EXERCISE: In the records that come next, find every line with "created". Return those lines.

SOURCE RECORDS:
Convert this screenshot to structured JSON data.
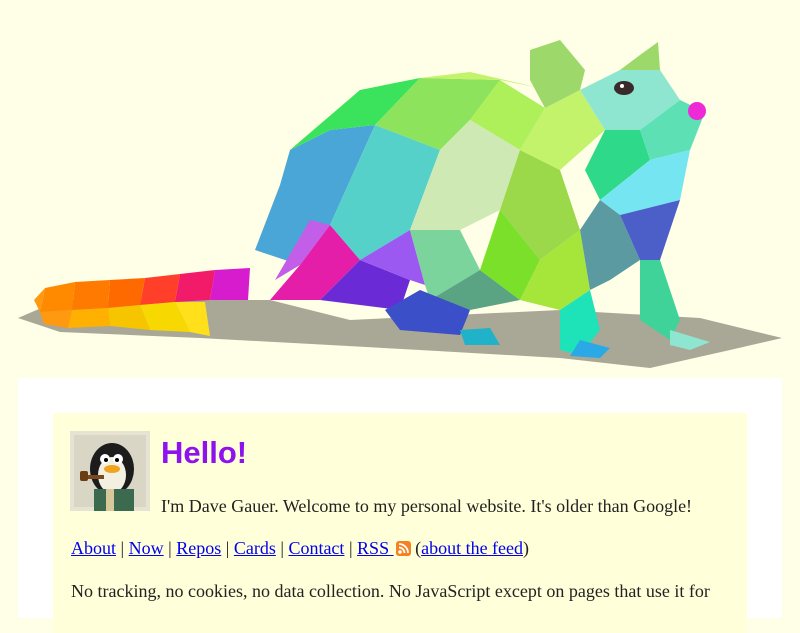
{
  "hero": {
    "image": "low-poly-rat-icon",
    "tail_colors": [
      "#f7b900",
      "#ff8a00",
      "#ff6a00",
      "#ff3f2a",
      "#f21b6a",
      "#e51ea9",
      "#d61ccd"
    ],
    "body_colors": [
      "#c3f26b",
      "#3ae35b",
      "#8ee35c",
      "#4aa6d6",
      "#55d1b2",
      "#9b59f2",
      "#6a2bd6",
      "#1b5ad6"
    ]
  },
  "intro": {
    "avatar": "penguin-with-pipe-avatar",
    "greeting": "Hello!",
    "text": "I'm Dave Gauer. Welcome to my personal website. It's older than Google!"
  },
  "nav": {
    "links": [
      {
        "label": "About"
      },
      {
        "label": "Now"
      },
      {
        "label": "Repos"
      },
      {
        "label": "Cards"
      },
      {
        "label": "Contact"
      },
      {
        "label": "RSS"
      }
    ],
    "separator": " | ",
    "feed_link": "about the feed",
    "feed_open": " (",
    "feed_close": ")"
  },
  "notice": {
    "text": "No tracking, no cookies, no data collection. No JavaScript except on pages that use it for"
  },
  "colors": {
    "page_bg": "#fffee6",
    "card_bg": "#ffffd9",
    "greeting": "#8e12ee",
    "link": "#0000ee",
    "rss": "#f58220"
  }
}
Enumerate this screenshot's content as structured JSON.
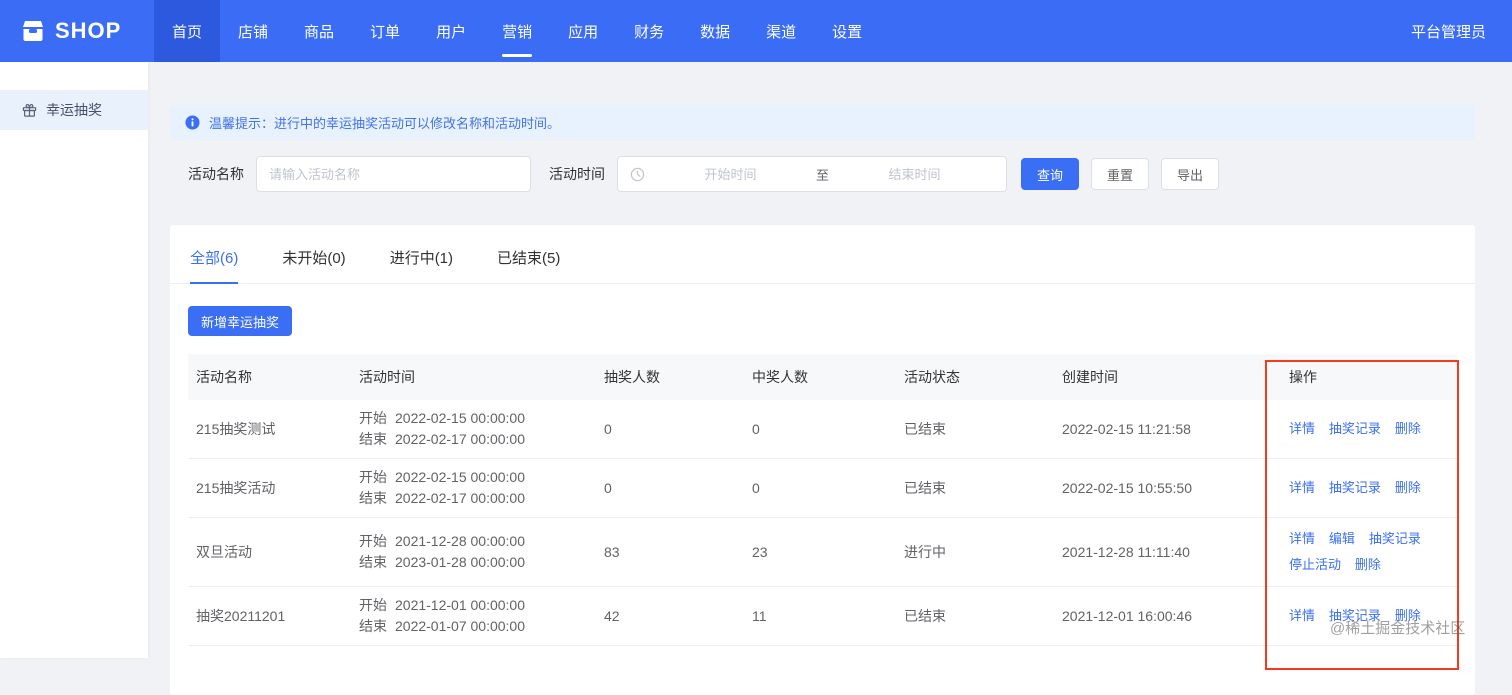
{
  "navbar": {
    "logo": "SHOP",
    "items": [
      "首页",
      "店铺",
      "商品",
      "订单",
      "用户",
      "营销",
      "应用",
      "财务",
      "数据",
      "渠道",
      "设置"
    ],
    "user": "平台管理员"
  },
  "sidebar": {
    "items": [
      {
        "label": "幸运抽奖",
        "icon": "gift-icon"
      }
    ]
  },
  "alert": {
    "icon": "info-icon",
    "text": "温馨提示：进行中的幸运抽奖活动可以修改名称和活动时间。"
  },
  "filters": {
    "name_label": "活动名称",
    "name_placeholder": "请输入活动名称",
    "name_value": "",
    "time_label": "活动时间",
    "time_icon": "clock-icon",
    "start_placeholder": "开始时间",
    "separator": "至",
    "end_placeholder": "结束时间",
    "search_button": "查询",
    "reset_button": "重置",
    "export_button": "导出"
  },
  "tabs": [
    {
      "label": "全部(6)",
      "active": true
    },
    {
      "label": "未开始(0)",
      "active": false
    },
    {
      "label": "进行中(1)",
      "active": false
    },
    {
      "label": "已结束(5)",
      "active": false
    }
  ],
  "add_button": "新增幸运抽奖",
  "table": {
    "headers": [
      "活动名称",
      "活动时间",
      "抽奖人数",
      "中奖人数",
      "活动状态",
      "创建时间",
      "操作"
    ],
    "time_start_label": "开始",
    "time_end_label": "结束",
    "rows": [
      {
        "name": "215抽奖测试",
        "start": "2022-02-15 00:00:00",
        "end": "2022-02-17 00:00:00",
        "draw_count": "0",
        "win_count": "0",
        "status": "已结束",
        "created": "2022-02-15 11:21:58",
        "actions": [
          "详情",
          "抽奖记录",
          "删除"
        ]
      },
      {
        "name": "215抽奖活动",
        "start": "2022-02-15 00:00:00",
        "end": "2022-02-17 00:00:00",
        "draw_count": "0",
        "win_count": "0",
        "status": "已结束",
        "created": "2022-02-15 10:55:50",
        "actions": [
          "详情",
          "抽奖记录",
          "删除"
        ]
      },
      {
        "name": "双旦活动",
        "start": "2021-12-28 00:00:00",
        "end": "2023-01-28 00:00:00",
        "draw_count": "83",
        "win_count": "23",
        "status": "进行中",
        "created": "2021-12-28 11:11:40",
        "actions": [
          "详情",
          "编辑",
          "抽奖记录",
          "停止活动",
          "删除"
        ]
      },
      {
        "name": "抽奖20211201",
        "start": "2021-12-01 00:00:00",
        "end": "2022-01-07 00:00:00",
        "draw_count": "42",
        "win_count": "11",
        "status": "已结束",
        "created": "2021-12-01 16:00:46",
        "actions": [
          "详情",
          "抽奖记录",
          "删除"
        ]
      }
    ]
  },
  "watermark": "@稀土掘金技术社区",
  "colors": {
    "navbar_bg": "#3a6cf6",
    "navbar_active_bg": "#2c59dd",
    "primary": "#3a6ef5",
    "alert_bg": "#e8f1fe",
    "alert_text": "#4273e8",
    "sidebar_active_bg": "#e9f1fd",
    "table_header_bg": "#f7f8fa",
    "annotation_red": "#f53b1e"
  }
}
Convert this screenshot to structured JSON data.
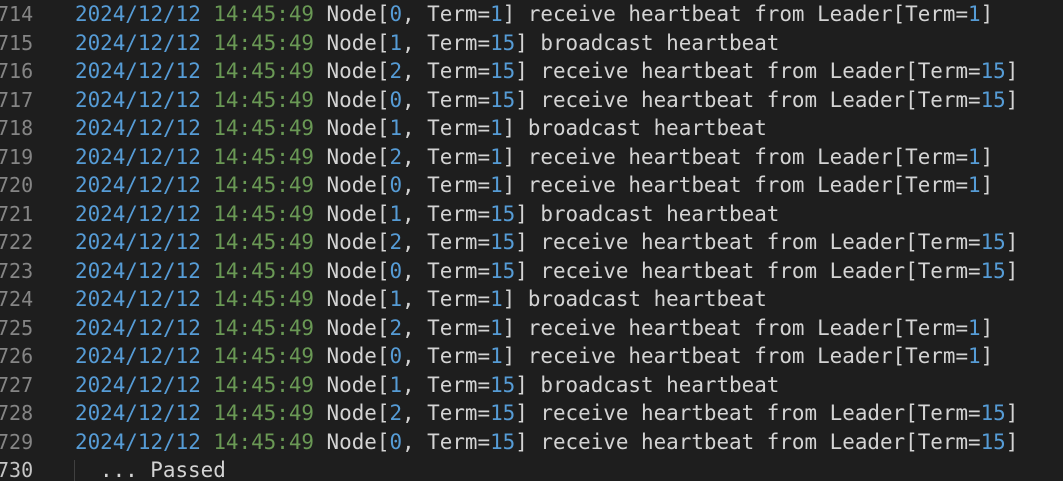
{
  "editor": {
    "lines": [
      {
        "num": "714",
        "date": "2024/12/12",
        "time": "14:45:49",
        "node": "0",
        "term": "1",
        "action": "receive heartbeat from Leader[Term=",
        "leader_term": "1"
      },
      {
        "num": "715",
        "date": "2024/12/12",
        "time": "14:45:49",
        "node": "1",
        "term": "15",
        "action": "broadcast heartbeat",
        "leader_term": ""
      },
      {
        "num": "716",
        "date": "2024/12/12",
        "time": "14:45:49",
        "node": "2",
        "term": "15",
        "action": "receive heartbeat from Leader[Term=",
        "leader_term": "15"
      },
      {
        "num": "717",
        "date": "2024/12/12",
        "time": "14:45:49",
        "node": "0",
        "term": "15",
        "action": "receive heartbeat from Leader[Term=",
        "leader_term": "15"
      },
      {
        "num": "718",
        "date": "2024/12/12",
        "time": "14:45:49",
        "node": "1",
        "term": "1",
        "action": "broadcast heartbeat",
        "leader_term": ""
      },
      {
        "num": "719",
        "date": "2024/12/12",
        "time": "14:45:49",
        "node": "2",
        "term": "1",
        "action": "receive heartbeat from Leader[Term=",
        "leader_term": "1"
      },
      {
        "num": "720",
        "date": "2024/12/12",
        "time": "14:45:49",
        "node": "0",
        "term": "1",
        "action": "receive heartbeat from Leader[Term=",
        "leader_term": "1"
      },
      {
        "num": "721",
        "date": "2024/12/12",
        "time": "14:45:49",
        "node": "1",
        "term": "15",
        "action": "broadcast heartbeat",
        "leader_term": ""
      },
      {
        "num": "722",
        "date": "2024/12/12",
        "time": "14:45:49",
        "node": "2",
        "term": "15",
        "action": "receive heartbeat from Leader[Term=",
        "leader_term": "15"
      },
      {
        "num": "723",
        "date": "2024/12/12",
        "time": "14:45:49",
        "node": "0",
        "term": "15",
        "action": "receive heartbeat from Leader[Term=",
        "leader_term": "15"
      },
      {
        "num": "724",
        "date": "2024/12/12",
        "time": "14:45:49",
        "node": "1",
        "term": "1",
        "action": "broadcast heartbeat",
        "leader_term": ""
      },
      {
        "num": "725",
        "date": "2024/12/12",
        "time": "14:45:49",
        "node": "2",
        "term": "1",
        "action": "receive heartbeat from Leader[Term=",
        "leader_term": "1"
      },
      {
        "num": "726",
        "date": "2024/12/12",
        "time": "14:45:49",
        "node": "0",
        "term": "1",
        "action": "receive heartbeat from Leader[Term=",
        "leader_term": "1"
      },
      {
        "num": "727",
        "date": "2024/12/12",
        "time": "14:45:49",
        "node": "1",
        "term": "15",
        "action": "broadcast heartbeat",
        "leader_term": ""
      },
      {
        "num": "728",
        "date": "2024/12/12",
        "time": "14:45:49",
        "node": "2",
        "term": "15",
        "action": "receive heartbeat from Leader[Term=",
        "leader_term": "15"
      },
      {
        "num": "729",
        "date": "2024/12/12",
        "time": "14:45:49",
        "node": "0",
        "term": "15",
        "action": "receive heartbeat from Leader[Term=",
        "leader_term": "15"
      }
    ],
    "last_line": {
      "num": "730",
      "text": "... Passed"
    }
  },
  "colors": {
    "background": "#1e1e1e",
    "date": "#569cd6",
    "time": "#6a9955",
    "number": "#569cd6",
    "text": "#d4d4d4",
    "line_number": "#858585"
  }
}
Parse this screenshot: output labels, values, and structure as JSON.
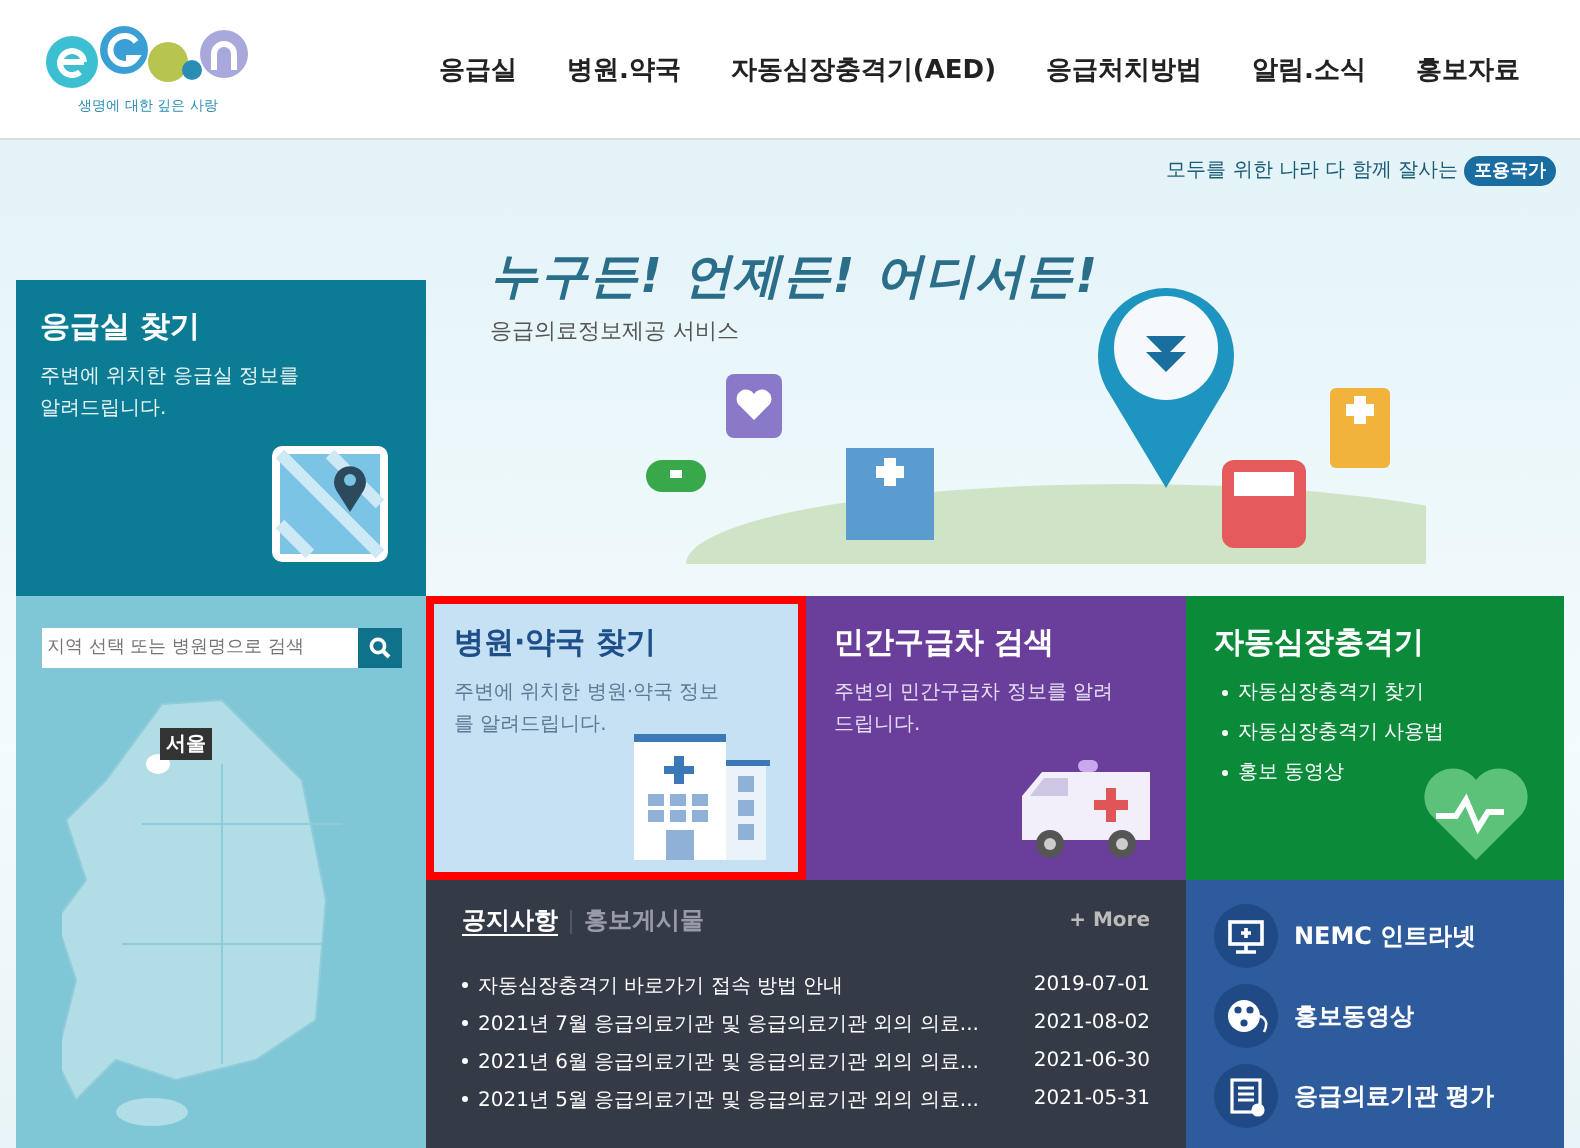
{
  "logo": {
    "tagline": "생명에 대한 깊은 사랑"
  },
  "nav": [
    {
      "label": "응급실"
    },
    {
      "label": "병원.약국"
    },
    {
      "label": "자동심장충격기(AED)"
    },
    {
      "label": "응급처치방법"
    },
    {
      "label": "알림.소식"
    },
    {
      "label": "홍보자료"
    }
  ],
  "hero": {
    "slogan": "모두를 위한 나라 다 함께 잘사는",
    "slogan_badge": "포용국가",
    "headline": "누구든! 언제든! 어디서든!",
    "subtitle": "응급의료정보제공 서비스"
  },
  "er_card": {
    "title": "응급실 찾기",
    "description": "주변에 위치한 응급실 정보를 알려드립니다."
  },
  "map_panel": {
    "search": {
      "placeholder": "지역 선택 또는 병원명으로 검색"
    },
    "region_label": "서울"
  },
  "cards": [
    {
      "kind": "hospital",
      "title": "병원·약국 찾기",
      "description": "주변에 위치한 병원·약국 정보를 알려드립니다.",
      "highlighted": true
    },
    {
      "kind": "ambulance",
      "title": "민간구급차 검색",
      "description": "주변의 민간구급차 정보를 알려드립니다.",
      "highlighted": false
    },
    {
      "kind": "aed",
      "title": "자동심장충격기",
      "links": [
        "자동심장충격기 찾기",
        "자동심장충격기 사용법",
        "홍보 동영상"
      ],
      "highlighted": false
    }
  ],
  "notices": {
    "tabs": [
      {
        "label": "공지사항",
        "selected": true
      },
      {
        "label": "홍보게시물",
        "selected": false
      }
    ],
    "more": "+ More",
    "rows": [
      {
        "title": "자동심장충격기 바로가기 접속 방법 안내",
        "date": "2019-07-01"
      },
      {
        "title": "2021년 7월 응급의료기관 및 응급의료기관 외의 의료...",
        "date": "2021-08-02"
      },
      {
        "title": "2021년 6월 응급의료기관 및 응급의료기관 외의 의료...",
        "date": "2021-06-30"
      },
      {
        "title": "2021년 5월 응급의료기관 및 응급의료기관 외의 의료...",
        "date": "2021-05-31"
      }
    ]
  },
  "quick_links": [
    {
      "kind": "monitor",
      "label": "NEMC 인트라넷"
    },
    {
      "kind": "film",
      "label": "홍보동영상"
    },
    {
      "kind": "document",
      "label": "응급의료기관 평가"
    }
  ]
}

REPLY:
        "created": "2022-02-15 11:21:58",
        "created": "2022-02-15 10:55:50",
        "created": "2021-12-28 11:11:40",
        "created": "2021-12-01 16:00:46",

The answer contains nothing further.